“Truth and Beauty”
She couldn’t see that no one else was perfect either, and that so much of love was the work of it.
Lucy Grealy (1963-2002) was 39 years old when she died of a heroin overdose in a friend’s apartment in New York City a few days before Christmas. Sad, lonely, and depressed, Grealy endured three decades of both physical and emotional pain before taking her life. A talented poet and writer, Grealy’s most recognized piece of work was “Autobiography of a Face” (1994) which recounted her experience with cancer of the jaw and the resulting disfigurement caused by dozens of surgical procedures both intended to save her life and reconstruct her face.
One of Grealy’s closest friends was Ann Patchett (author of Bel Canto and several other novels) who she met when they both attended Sarah Lawrence College in the early 1980’s although their friendship didn’t blossom until they both enrolled in the Iowa Writer’s Workshop a few years later. Sharing an apartment together in Iowa City brought them both together (“Iowa City in the eighties was never going to be Paris in the twenties, but we gave it our best shot.”) but it was their mutual love of the written word that forged a friendship that would last two decades.
Truth & Beauty by Ann Patchett was published 18 months after Grealy’s death and is the story of the friendship between the writers from Patchett’s point of view – a key point given the criticism Grealy’s two surviving sisters hurled at Patchett when the book was published.

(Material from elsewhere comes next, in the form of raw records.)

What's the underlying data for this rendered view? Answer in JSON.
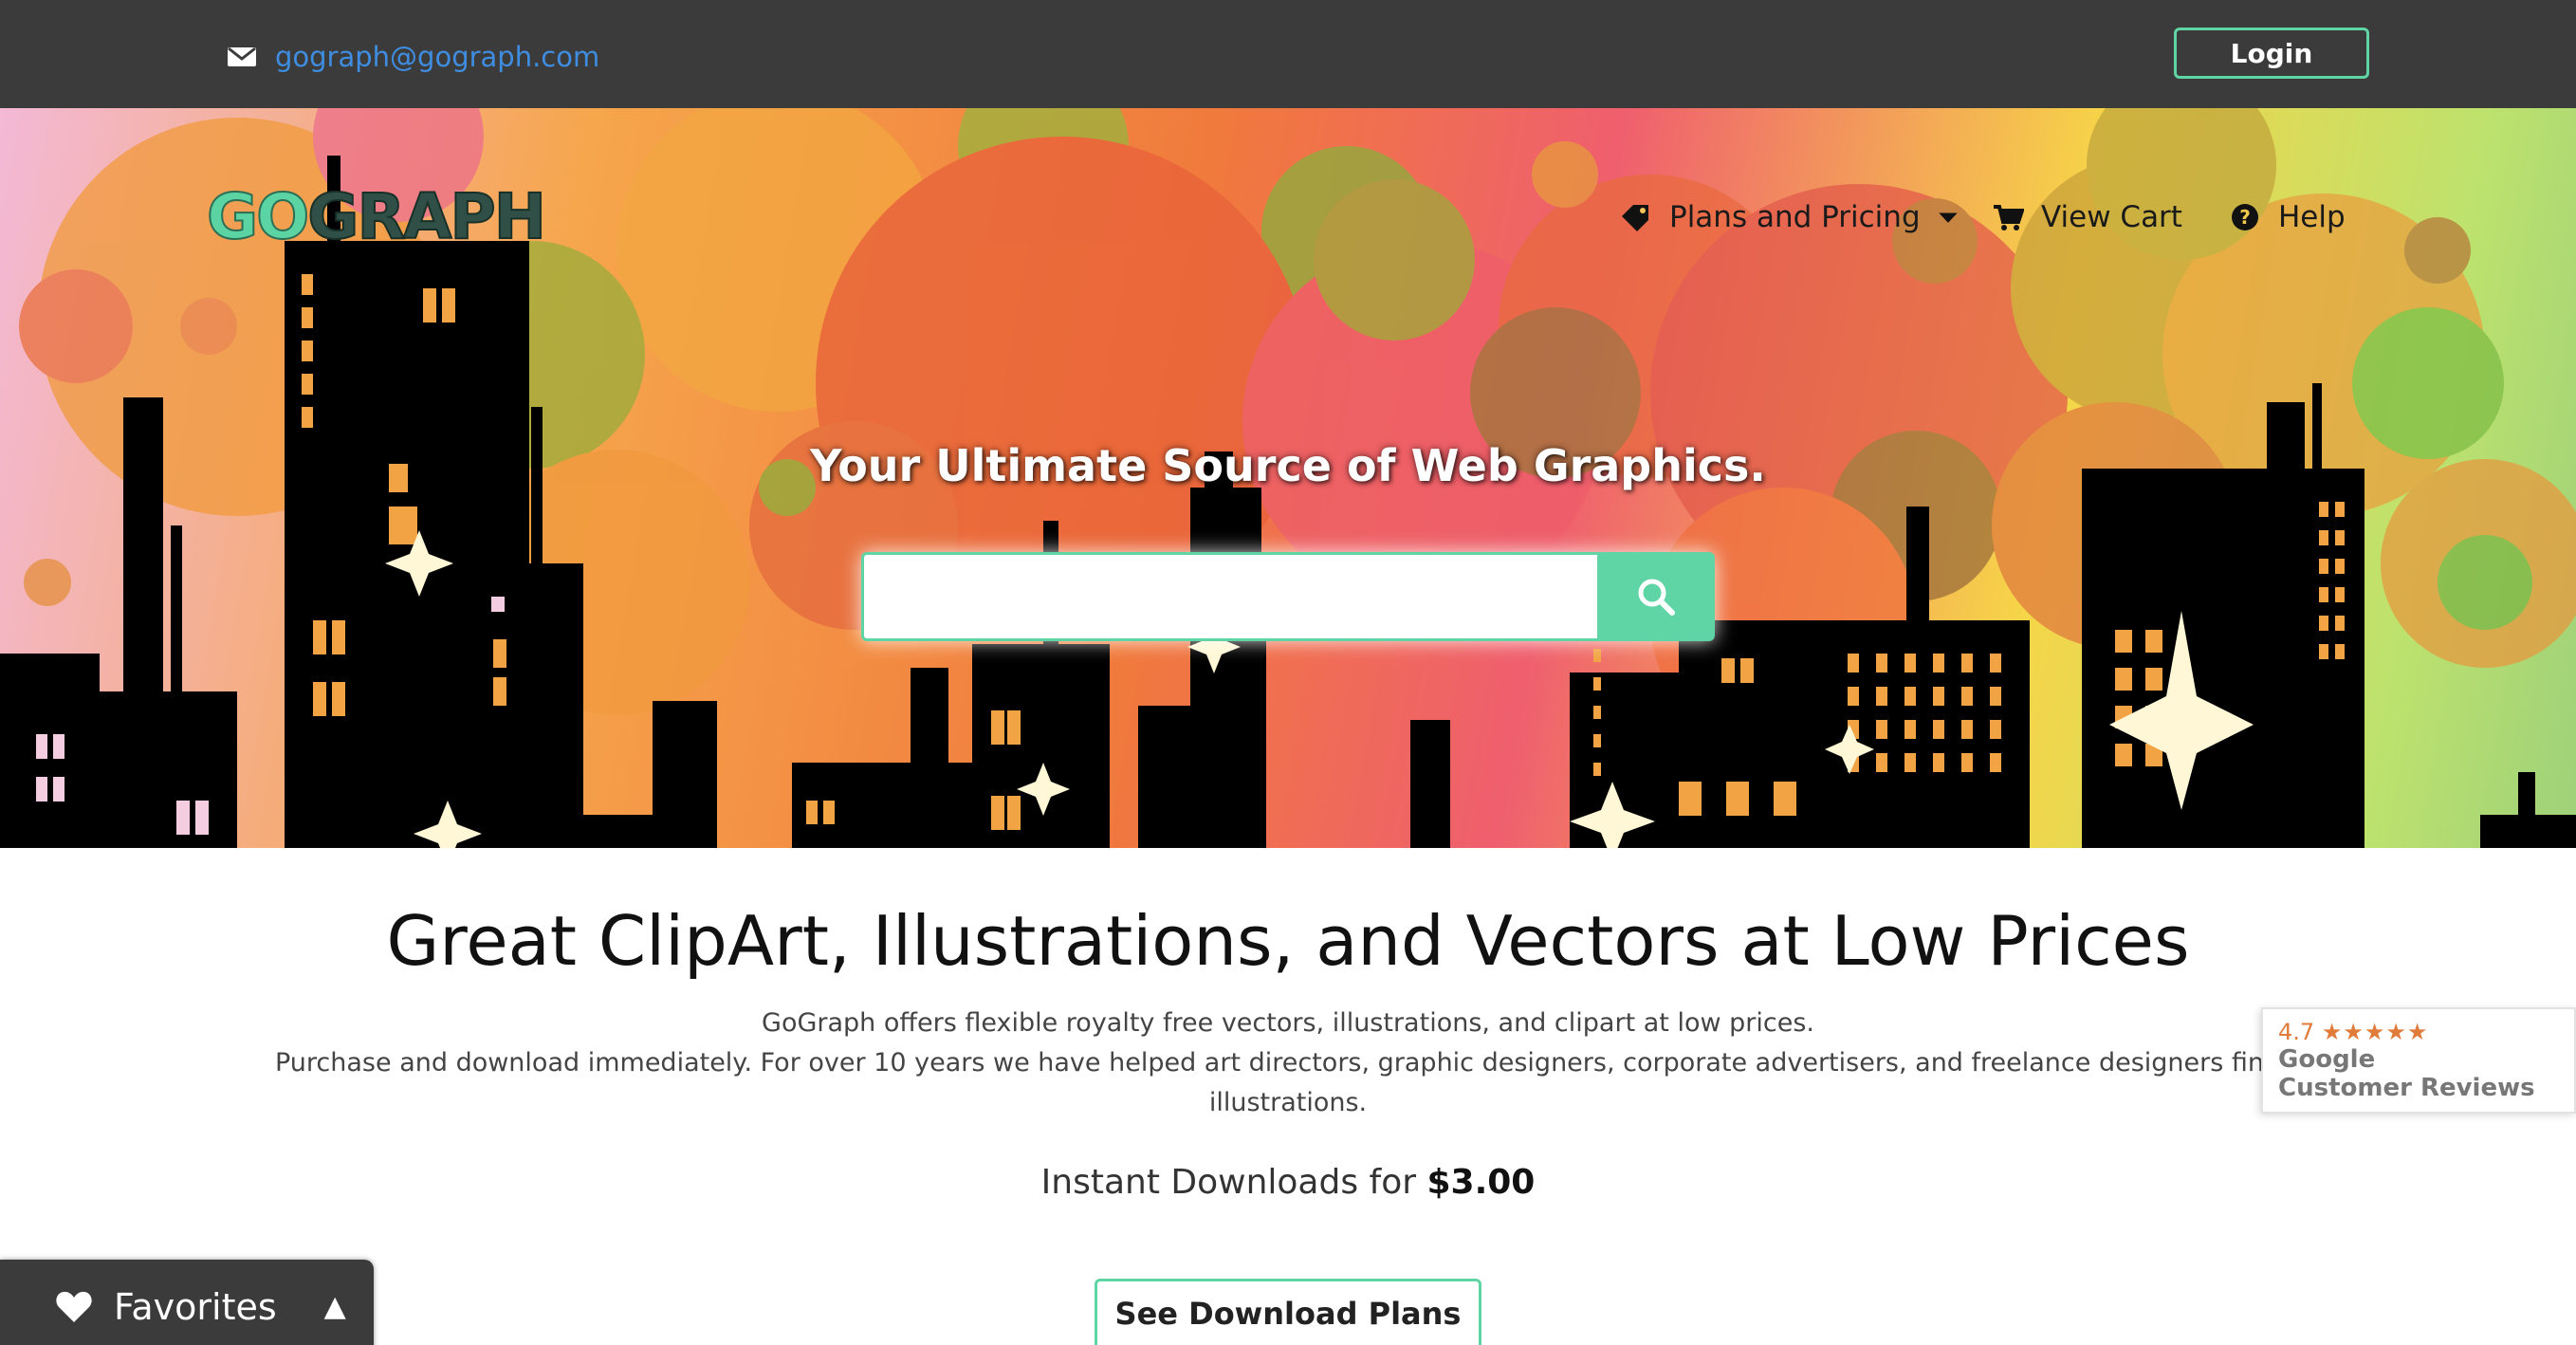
{
  "topbar": {
    "email": "gograph@gograph.com",
    "login_label": "Login",
    "email_icon": "envelope-icon"
  },
  "hero": {
    "logo_part1": "GO",
    "logo_part2": "GRAPH",
    "nav": [
      {
        "label": "Plans and Pricing",
        "icon": "tag-icon",
        "dropdown": true
      },
      {
        "label": "View Cart",
        "icon": "cart-icon"
      },
      {
        "label": "Help",
        "icon": "help-icon"
      }
    ],
    "tagline": "Your Ultimate Source of Web Graphics.",
    "search": {
      "value": "",
      "placeholder": ""
    }
  },
  "content": {
    "headline": "Great ClipArt, Illustrations, and Vectors at Low Prices",
    "desc_line1": "GoGraph offers flexible royalty free vectors, illustrations, and clipart at low prices.",
    "desc_line2": "Purchase and download immediately. For over 10 years we have helped art directors, graphic designers, corporate advertisers, and freelance designers find high-quality",
    "desc_line3": "illustrations.",
    "price_prefix": "Instant Downloads for",
    "price_value": "$3.00",
    "plans_button": "See Download Plans"
  },
  "reviews": {
    "rating": "4.7",
    "stars": "★★★★★",
    "line1": "Google",
    "line2": "Customer Reviews"
  },
  "favorites": {
    "label": "Favorites",
    "arrow": "▲"
  },
  "colors": {
    "topbar_bg": "#3b3b3b",
    "accent": "#5fd4a4",
    "link": "#3f8de0"
  }
}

Claiming the book robbed them of their ability to grieve privately and wondering where they fit in in Lucy’s story (they don’t from Patchett’s point of view), the sisters were left bitter. They failed to see the journey depicted in Autobiography of a Face was the story of Lucy’s life from Lucy’s vantage point and that Truth & Beauty was the story of a friendship between two women from the vantage point of the surviving friend. That Grealy and Patchett had recognition, fame, and a ready audience which prohibited the Grealy sisters from ever getting their story out, seemed to just fuel the fire.
Several critics accused Patchett of revealing too much personal information in Truth & Beauty. By most accounts, Grealy was reckless and insatiable in her desire to be needed and loved and not just by a man, but by her friends, her friend’s friends, doctors, nurses, and the public. Sex, alcohol, drugs, and irresponsibility played a big part in Grealy’s life but she never tried to hide these aspects from her friends because she always needed them by her side to rescue her from herself. Patchett would have done a disservice to both Grealy and herself if she had left these details out of the book because Grealy was who she was, trying to make the most of a painful life out in the open.
When Truth & Beauty was assigned to the freshman class at Clemson University several years ago, the religious right in South Carolina took issue with the story, claiming young adults should not read the book because of its offensive content. Patchett saw this as an opportunity to tell the freshman class at Clemson in a convocation speech (The Right to Read) of their rights: to make decisions, to read what they choose, and not let other people decide what books should be read by young adults (Patchett wrote about this experience in a short story entitled “The Love Between Two Women is Not Normal“). Censorship has no place on our college campuses and I can’t help but think that Grealy would have been Patchett’s biggest supporter – running into her arms wrapping her waif-like self around Patchett after she defended the book and the right for adults to choose what they want to read.
She could talk. She could talk on the nature of truth and beauty for hours, and after all, what novel or poem or play in an Introduction to Literature class couldn’t benefit from a truth-and-beauty discussion?